I know, I know, it’s been awhile since I’ve done a Women’s Mag Watch. Forgive me. But I had a chance to read through a good chunk of the stack of magazines in my office today, so I?m back with an analysis of the March issue of Glamour (Liv Tyler on the cover):
Page 209 has a short (too short in my book) interview with Laura Sessions Stepp on her book Unhooked. As always, Stepp does a good job of laying out the downside to the hook-up culture:

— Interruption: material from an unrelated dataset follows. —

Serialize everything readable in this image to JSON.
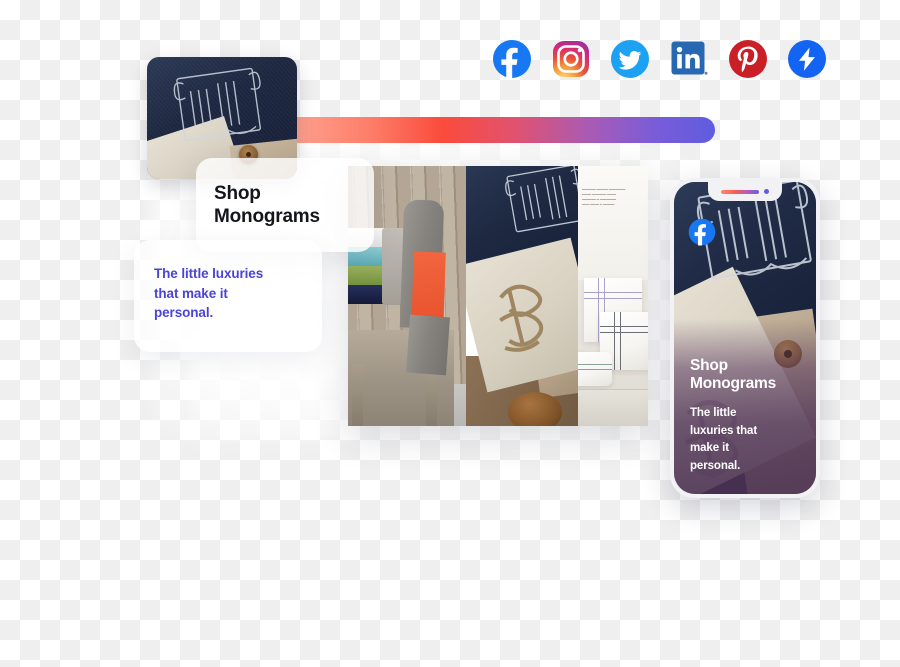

“As these young women find out, it’s harder than they think not to become emotionally involved. One girl told me she started off at Duke University thinking that freedom meant taking any guy you want to bed- but that she hadn’t considered the morning after. It’s hard not to get upset when you find out a guy you’ve been hooking up with is sleeping with another girl, even if you’re not supposed to care. Some can handle it; others are emotionally exhausted.”
As for potential long-term consequences:

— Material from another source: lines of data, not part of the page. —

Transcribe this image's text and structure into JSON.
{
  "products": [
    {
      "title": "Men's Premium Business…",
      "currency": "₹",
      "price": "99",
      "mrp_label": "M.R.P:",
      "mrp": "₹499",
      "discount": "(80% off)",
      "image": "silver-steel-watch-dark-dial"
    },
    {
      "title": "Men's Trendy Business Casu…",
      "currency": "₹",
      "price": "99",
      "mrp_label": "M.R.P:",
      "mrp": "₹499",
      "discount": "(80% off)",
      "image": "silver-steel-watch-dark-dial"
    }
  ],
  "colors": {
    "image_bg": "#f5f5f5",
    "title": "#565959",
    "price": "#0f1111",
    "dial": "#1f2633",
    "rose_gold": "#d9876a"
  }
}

“Hookup culture breeds cynicism and a lack of trust between the sexes. I worry about the implications for marriage: Dating someone seriously is like practicing for a long-term relationship. Will young people have the skills to sustain a marriage and make it better, or will they just say, ‘This isn’t worth it,’ and leave?”
You are hereby advised the skip the Jane Fonda interview on the following page (as if I really have to tell you that) and fast forward to the interview with Meredith Vieira on page 214:
Question: “So, 30 years ago you were criticized for leaving a job at 60 Minutes after you had your second child. Last year Elizabeth Vargas at ABC News was criticized for doing the same thing. Seems the more things change, the more they stay the same.
MV: “It’s true. Much has been made about Nancy Pelosi being the first female Speaker of the House and that Hillary Rodham Clinton, if she runs, could become the first female president. I think we are our own worst enemy when we attach significance to “first woman” this or that. It should be irrelevant whether you are a woman.”